Once upon a time, in a land far away, lived a Rishi. Like most Rishis, he too, along with his wife Rishi-ma led the life of a Grih-astha; one who had a home and a family. Our couple led a wonderfully enriching life wherein they studied, learnt, served, and discoursed around the very purpose of life centred around the discovery of one’s true genius.
And he only wore white. Always. Rishi-ma wore the lightest shade of pink. Always.
Both liked to sing. In the early hours of the morning, late at night, in the middle of the afternoon and before they retired for the night they would sit with their ektara and sing. Of the eight Prahars, they had a wonderful set of songs for six of them. A prahar is an ancient, Sanskrit unit of time wherein a day is divided into set of 8 units, four for the day and four for every night. Each unit or prahar roughly being 3 hours. Only for two prahars their hut and courtyard would fall silent. And when they played and sang – the birds, flowers, trees, insects, the river and earth, all listened to them in rapt attention. Their repertoire spanned seasons, emotions, tensions, reprisals, submission and all possible connections between mind and matter. And so when they sang, all mind and all matter converged. When they sang, all turned to white. Not the dazzling, blinding, disturbing white but the calm, soft, serene, sublime white. And as every song reached a joyous crescendo, all mind and all matter tuned-in, in quiet, yet rapturous celebration.
One day, a Parrot appeared from another land far away. The Parrot, like a lot of his ilk, was an outstanding mimic. He could reproduce voices and sounds so perfectly that it was hard to tell the difference between the original and copy.
He was indeed a very skilled Parrot. And because of the unique skill he possessed, he was also very used to being the centre of all attention all the time. However, in this upavana – which was in a state of perpetual bliss, no one paid any attention to his arrival though they conferred much affection and hospitality.

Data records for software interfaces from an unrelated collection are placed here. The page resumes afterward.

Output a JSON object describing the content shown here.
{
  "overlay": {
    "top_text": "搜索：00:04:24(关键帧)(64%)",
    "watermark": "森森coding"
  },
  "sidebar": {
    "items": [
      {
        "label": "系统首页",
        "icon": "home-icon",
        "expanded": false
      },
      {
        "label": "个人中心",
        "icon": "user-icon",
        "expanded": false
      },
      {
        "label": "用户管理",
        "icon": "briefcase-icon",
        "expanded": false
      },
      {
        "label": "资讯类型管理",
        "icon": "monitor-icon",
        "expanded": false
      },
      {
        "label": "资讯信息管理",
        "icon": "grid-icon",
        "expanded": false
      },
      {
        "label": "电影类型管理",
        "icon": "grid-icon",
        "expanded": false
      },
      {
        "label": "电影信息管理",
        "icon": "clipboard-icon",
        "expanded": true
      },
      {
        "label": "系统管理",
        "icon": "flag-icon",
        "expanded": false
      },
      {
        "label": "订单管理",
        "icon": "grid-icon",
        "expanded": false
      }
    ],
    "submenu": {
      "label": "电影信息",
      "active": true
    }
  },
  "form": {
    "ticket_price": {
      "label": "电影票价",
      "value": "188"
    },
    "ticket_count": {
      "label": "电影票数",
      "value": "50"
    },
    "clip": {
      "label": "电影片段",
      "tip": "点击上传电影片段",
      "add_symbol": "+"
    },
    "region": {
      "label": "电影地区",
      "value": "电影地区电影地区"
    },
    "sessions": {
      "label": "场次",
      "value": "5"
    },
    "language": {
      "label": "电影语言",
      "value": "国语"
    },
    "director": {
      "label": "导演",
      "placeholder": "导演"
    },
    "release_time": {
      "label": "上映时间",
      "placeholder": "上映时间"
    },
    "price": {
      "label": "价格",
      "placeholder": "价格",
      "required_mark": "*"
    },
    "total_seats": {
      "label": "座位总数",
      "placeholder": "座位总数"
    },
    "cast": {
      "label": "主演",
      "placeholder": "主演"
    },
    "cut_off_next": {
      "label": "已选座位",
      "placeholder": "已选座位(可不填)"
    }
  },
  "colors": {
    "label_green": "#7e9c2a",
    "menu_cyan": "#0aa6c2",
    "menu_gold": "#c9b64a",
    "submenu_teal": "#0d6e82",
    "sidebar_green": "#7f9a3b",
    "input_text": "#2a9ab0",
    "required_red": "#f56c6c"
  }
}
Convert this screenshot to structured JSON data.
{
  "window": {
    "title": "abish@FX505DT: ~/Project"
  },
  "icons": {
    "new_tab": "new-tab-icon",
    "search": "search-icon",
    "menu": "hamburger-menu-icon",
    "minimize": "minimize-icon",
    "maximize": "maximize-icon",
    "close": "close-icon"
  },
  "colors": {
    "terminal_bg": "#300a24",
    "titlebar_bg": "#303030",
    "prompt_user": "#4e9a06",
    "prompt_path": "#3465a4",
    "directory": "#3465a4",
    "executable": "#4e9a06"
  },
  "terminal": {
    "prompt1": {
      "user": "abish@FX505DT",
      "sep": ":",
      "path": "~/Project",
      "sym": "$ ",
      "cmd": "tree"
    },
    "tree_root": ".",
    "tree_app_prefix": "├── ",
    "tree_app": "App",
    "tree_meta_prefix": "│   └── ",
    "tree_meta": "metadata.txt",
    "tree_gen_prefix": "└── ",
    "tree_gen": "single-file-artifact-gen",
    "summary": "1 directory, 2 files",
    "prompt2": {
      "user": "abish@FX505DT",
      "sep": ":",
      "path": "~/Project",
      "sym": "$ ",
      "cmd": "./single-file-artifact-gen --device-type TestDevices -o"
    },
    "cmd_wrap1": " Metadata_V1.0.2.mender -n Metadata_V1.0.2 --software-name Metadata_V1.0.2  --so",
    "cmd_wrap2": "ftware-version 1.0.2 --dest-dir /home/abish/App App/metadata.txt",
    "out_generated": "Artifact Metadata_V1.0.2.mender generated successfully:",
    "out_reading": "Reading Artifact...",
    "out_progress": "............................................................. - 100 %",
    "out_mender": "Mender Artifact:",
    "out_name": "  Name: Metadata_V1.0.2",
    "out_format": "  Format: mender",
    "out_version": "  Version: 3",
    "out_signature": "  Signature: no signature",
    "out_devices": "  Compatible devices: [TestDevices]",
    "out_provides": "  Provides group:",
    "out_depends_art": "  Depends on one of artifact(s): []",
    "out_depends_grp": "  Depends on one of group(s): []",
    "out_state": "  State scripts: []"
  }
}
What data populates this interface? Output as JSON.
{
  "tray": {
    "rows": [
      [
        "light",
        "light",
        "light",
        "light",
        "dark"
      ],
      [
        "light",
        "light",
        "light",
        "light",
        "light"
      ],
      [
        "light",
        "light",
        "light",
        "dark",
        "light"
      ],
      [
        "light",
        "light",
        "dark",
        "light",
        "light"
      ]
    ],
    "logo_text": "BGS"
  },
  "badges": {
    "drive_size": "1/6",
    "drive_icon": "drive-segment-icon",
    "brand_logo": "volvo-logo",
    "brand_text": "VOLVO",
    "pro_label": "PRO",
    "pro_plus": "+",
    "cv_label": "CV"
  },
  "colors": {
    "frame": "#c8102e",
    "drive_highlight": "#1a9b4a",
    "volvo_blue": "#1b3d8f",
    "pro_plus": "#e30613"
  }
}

But the Parrot wanted more. He wanted recognition. He sought attention, and praise and fame. He knew he possessed a unique skill. So one day, he decided to take matter in his own hands and in the middle of the night, when all was silent, he started singing. He sang exactly like Rishi-ji and Rishi-ma. You couldn’t tell the difference. Yet, the wind started to howl, the river turned to rage and the earth began to shake. Trees began to sway wildly and before long, there was thunder, lightning and a violent storm started to brew. Only when the clouds thundered was the Parrot’s singing drowned and slowly calm was restored. The Parrot stopped singing.
He had turned deaf. Couldn’t hear anything, couldn’t mimic anything.
Exasperated, at the break of dawn – the Parrot fell at the feet of Rishi-ji and Rishi-ma. He couldn’t hear anything but narrated his plight to them. The couple simply smiled and with the Parrot in their lap, started to sing. The gentle stirring of their singing miraculously healed the Parrot. His hearing restored, he closed his eyes. And as tears rolled down his eyes, Rishi-ma asked him.
Shuka – what do you see now?
I see bliss.
So what does it look like?
It feels nice.
What is nice – O Shuka?
When I close my eyes, dear Rishi-ma, the world is blissfully white with a containing shade of pink and when I open them, I see a vibrant canvas full of glorious greens, rapturous reds. I hear orange and taste yellow. I swim in blue and fly in crimson. And then I close my eyes in gratitude and return to my blissful white and pink.
So what is bliss – O Shuka?
I know now, I am me – and not a mimic. The world wants me to mimic for that is what I can do, but I am not just what I do. I know what I do and I know who I am. I can tell the difference; I enjoy the difference. I enjoy the palate and love the hues.
I am a Rang-Rasiya.
We are all Rang-Rasiyas. Not just complex agglomerations of materially quantized quarks, which can only aspire for, and take designated values but living beings that play in, and with a giant canvas with a signature of our own.
No wonder, Hazrat Amir Khusro, the great Sufi saint famously acclaimed –
Aaj rang hai ri – maan, rang hai ri.